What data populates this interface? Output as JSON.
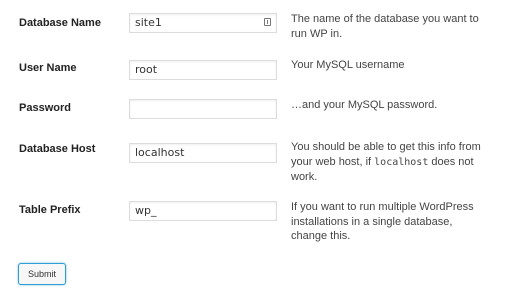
{
  "form": {
    "rows": [
      {
        "label": "Database Name",
        "value": "site1",
        "description": "The name of the database you want to run WP in."
      },
      {
        "label": "User Name",
        "value": "root",
        "description": "Your MySQL username"
      },
      {
        "label": "Password",
        "value": "",
        "description": "…and your MySQL password."
      },
      {
        "label": "Database Host",
        "value": "localhost",
        "description_before": "You should be able to get this info from your web host, if ",
        "description_code": "localhost",
        "description_after": " does not work."
      },
      {
        "label": "Table Prefix",
        "value": "wp_",
        "description": "If you want to run multiple WordPress installations in a single database, change this."
      }
    ],
    "submit_label": "Submit"
  }
}
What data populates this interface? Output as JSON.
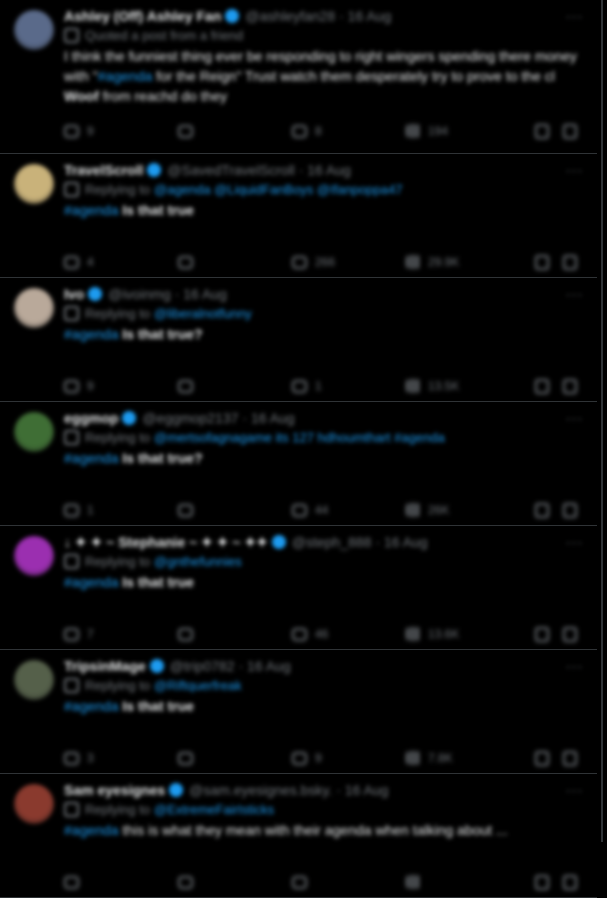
{
  "tweets": [
    {
      "name": "Ashley (Off) Ashley Fan",
      "handle": "@ashleyfan28",
      "time": "· 16 Aug",
      "sub_text": "Quoted a post from a friend",
      "sub_link": "",
      "body_pre": "I think the funniest thing ever be responding to right wingers spending there money with \"",
      "hashtag": "#agenda",
      "body_mid": " for the Reign\" Trust watch them desperately try to prove to the cl ",
      "bold": "Woof",
      "body_post": " from reachd do they",
      "reply": "9",
      "repost": "",
      "like": "8",
      "views": "194",
      "avatar_color": "#5a6a8a"
    },
    {
      "name": "TravelScroll",
      "handle": "@SavedTravelScroll",
      "time": "· 16 Aug",
      "sub_text": "Replying to",
      "sub_link": "@agenda @LiquidFanBoys @Ifanpoppa47",
      "body_pre": "",
      "hashtag": "#agenda",
      "body_mid": " ",
      "bold": "Is that true",
      "body_post": "",
      "reply": "4",
      "repost": "",
      "like": "266",
      "views": "29.9K",
      "avatar_color": "#c9b27a"
    },
    {
      "name": "Ivo",
      "handle": "@ivoinmg",
      "time": "· 16 Aug",
      "sub_text": "Replying to",
      "sub_link": "@liberalnotfunny",
      "body_pre": "",
      "hashtag": "#agenda",
      "body_mid": " ",
      "bold": "Is that true?",
      "body_post": "",
      "reply": "9",
      "repost": "",
      "like": "1",
      "views": "13.5K",
      "avatar_color": "#b9a99a"
    },
    {
      "name": "eggmop",
      "handle": "@eggmop2137",
      "time": "· 16 Aug",
      "sub_text": "Replying to",
      "sub_link": "@mertsofagnagame its 127 hdhoumthart #agenda",
      "body_pre": "",
      "hashtag": "#agenda",
      "body_mid": " ",
      "bold": "Is that true?",
      "body_post": "",
      "reply": "1",
      "repost": "",
      "like": "44",
      "views": "26K",
      "avatar_color": "#3f6e35"
    },
    {
      "name": "↓ ✦ ✦ ~ Stephanie ~ ✦ ✦ ~ ✦✦",
      "handle": "@steph_888",
      "time": "· 16 Aug",
      "sub_text": "Replying to",
      "sub_link": "@gnthefunnies",
      "body_pre": "",
      "hashtag": "#agenda",
      "body_mid": " ",
      "bold": "Is that true",
      "body_post": "",
      "reply": "7",
      "repost": "",
      "like": "46",
      "views": "13.6K",
      "avatar_color": "#9b2fb0"
    },
    {
      "name": "TripsinMage",
      "handle": "@trip0782",
      "time": "· 16 Aug",
      "sub_text": "Replying to",
      "sub_link": "@Riftquerfreak",
      "body_pre": "",
      "hashtag": "#agenda",
      "body_mid": " ",
      "bold": "Is that true",
      "body_post": "",
      "reply": "3",
      "repost": "",
      "like": "9",
      "views": "7.8K",
      "avatar_color": "#55604a"
    },
    {
      "name": "Sam eyesignes",
      "handle": "@sam.eyesignes.bsky.",
      "time": "· 16 Aug",
      "sub_text": "Replying to",
      "sub_link": "@ExtremeFairIsticks",
      "body_pre": "",
      "hashtag": "#agenda",
      "body_mid": " this is what they mean with their agenda when talking about ...",
      "bold": "",
      "body_post": "",
      "reply": "",
      "repost": "",
      "like": "",
      "views": "",
      "avatar_color": "#8a3a2e"
    }
  ],
  "more_label": "···"
}
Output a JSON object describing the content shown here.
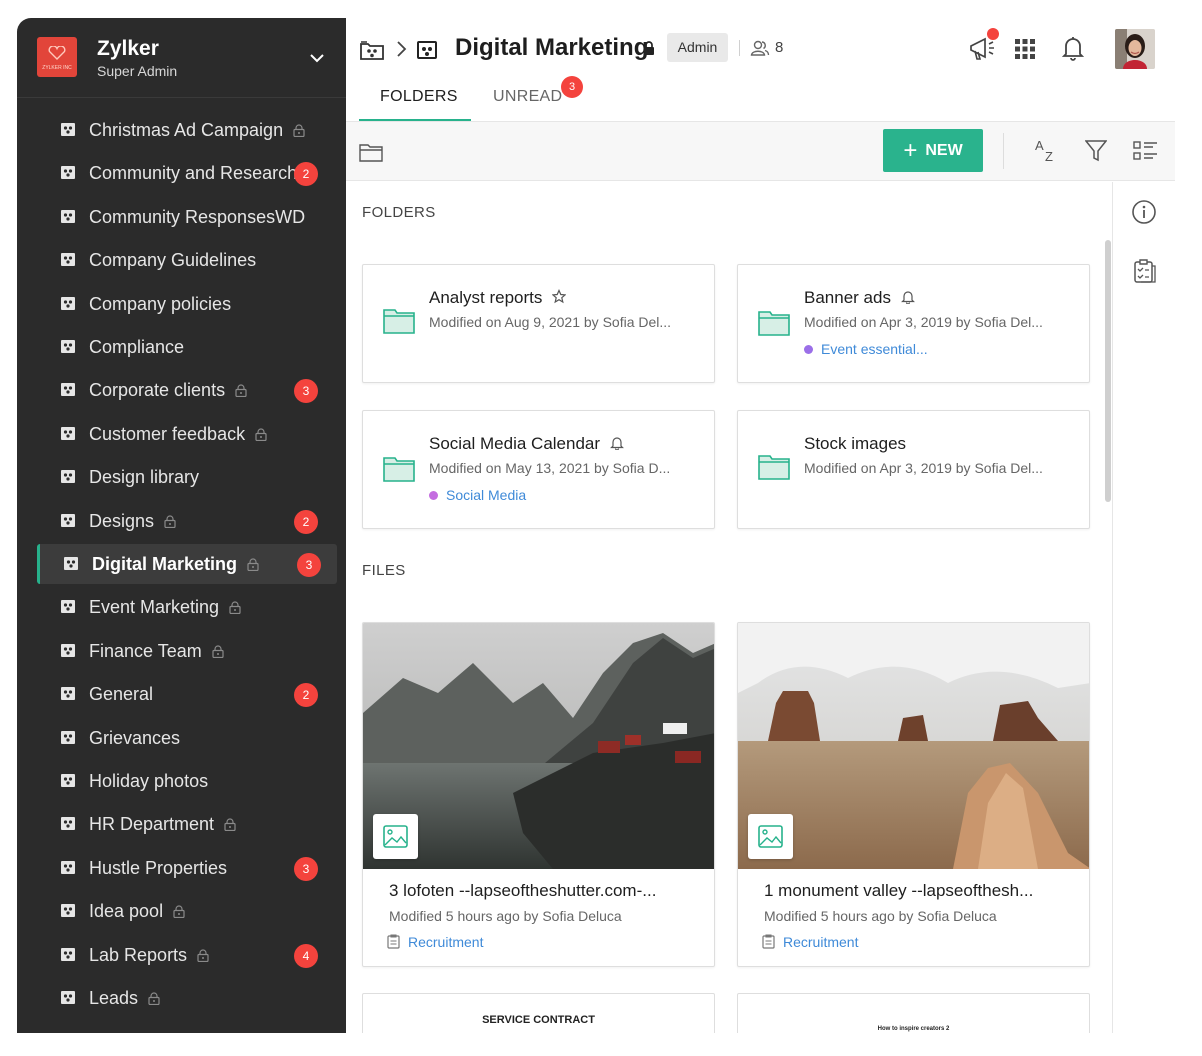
{
  "org": {
    "name": "Zylker",
    "role": "Super Admin",
    "logo_text": "ZYLKER INC"
  },
  "sidebar": {
    "items": [
      {
        "label": "Christmas Ad Campaign",
        "locked": true,
        "badge": ""
      },
      {
        "label": "Community and Research",
        "locked": false,
        "badge": "2"
      },
      {
        "label": "Community ResponsesWD",
        "locked": false,
        "badge": ""
      },
      {
        "label": "Company Guidelines",
        "locked": false,
        "badge": ""
      },
      {
        "label": "Company policies",
        "locked": false,
        "badge": ""
      },
      {
        "label": "Compliance",
        "locked": false,
        "badge": ""
      },
      {
        "label": "Corporate clients",
        "locked": true,
        "badge": "3"
      },
      {
        "label": "Customer feedback",
        "locked": true,
        "badge": ""
      },
      {
        "label": "Design library",
        "locked": false,
        "badge": ""
      },
      {
        "label": "Designs",
        "locked": true,
        "badge": "2"
      },
      {
        "label": "Digital Marketing",
        "locked": true,
        "badge": "3",
        "active": true
      },
      {
        "label": "Event Marketing",
        "locked": true,
        "badge": ""
      },
      {
        "label": "Finance Team",
        "locked": true,
        "badge": ""
      },
      {
        "label": "General",
        "locked": false,
        "badge": "2"
      },
      {
        "label": "Grievances",
        "locked": false,
        "badge": ""
      },
      {
        "label": "Holiday photos",
        "locked": false,
        "badge": ""
      },
      {
        "label": "HR Department",
        "locked": true,
        "badge": ""
      },
      {
        "label": "Hustle Properties",
        "locked": false,
        "badge": "3"
      },
      {
        "label": "Idea pool",
        "locked": true,
        "badge": ""
      },
      {
        "label": "Lab Reports",
        "locked": true,
        "badge": "4"
      },
      {
        "label": "Leads",
        "locked": true,
        "badge": ""
      }
    ]
  },
  "header": {
    "title": "Digital Marketing",
    "role_badge": "Admin",
    "members_count": "8"
  },
  "tabs": {
    "folders": "FOLDERS",
    "unread": "UNREAD",
    "unread_badge": "3"
  },
  "toolbar": {
    "new_label": "NEW",
    "sort_icon": "sort-az-icon",
    "filter_icon": "filter-icon",
    "view_icon": "list-view-icon"
  },
  "sections": {
    "folders": "FOLDERS",
    "files": "FILES"
  },
  "folders": [
    {
      "name": "Analyst reports",
      "meta": "Modified on Aug 9, 2021 by Sofia Del...",
      "tag": "",
      "tag_color": "",
      "extra_icon": "star-icon"
    },
    {
      "name": "Banner ads",
      "meta": "Modified on Apr 3, 2019 by Sofia Del...",
      "tag": "Event essential...",
      "tag_color": "#9b6fe8",
      "extra_icon": "bell-icon"
    },
    {
      "name": "Social Media Calendar",
      "meta": "Modified on May 13, 2021 by Sofia D...",
      "tag": "Social Media",
      "tag_color": "#c46de0",
      "extra_icon": "bell-icon"
    },
    {
      "name": "Stock images",
      "meta": "Modified on Apr 3, 2019 by Sofia Del...",
      "tag": "",
      "tag_color": "",
      "extra_icon": ""
    }
  ],
  "files": [
    {
      "name": "3 lofoten --lapseoftheshutter.com-...",
      "meta": "Modified 5 hours ago by Sofia Deluca",
      "tag": "Recruitment"
    },
    {
      "name": "1 monument valley --lapseofthesh...",
      "meta": "Modified 5 hours ago by Sofia Deluca",
      "tag": "Recruitment"
    }
  ],
  "docs": [
    {
      "title": "SERVICE CONTRACT"
    },
    {
      "title": "How to inspire creators 2"
    }
  ],
  "colors": {
    "accent": "#2ab38d",
    "badge": "#f4433d",
    "sidebar": "#2b2b2b",
    "tag_link": "#3f8ad8"
  }
}
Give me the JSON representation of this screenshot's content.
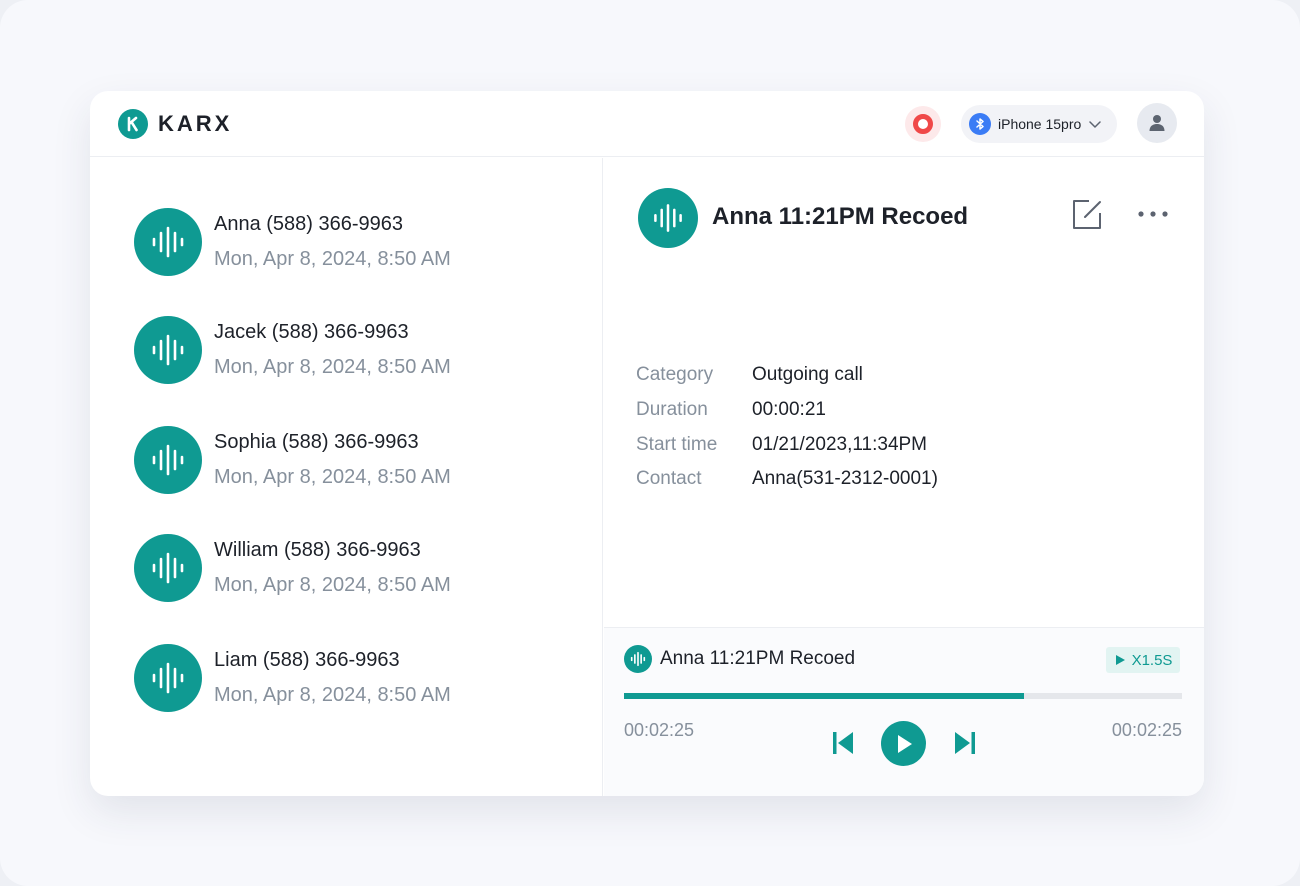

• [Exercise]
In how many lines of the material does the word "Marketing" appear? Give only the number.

• [Answer to this task]
3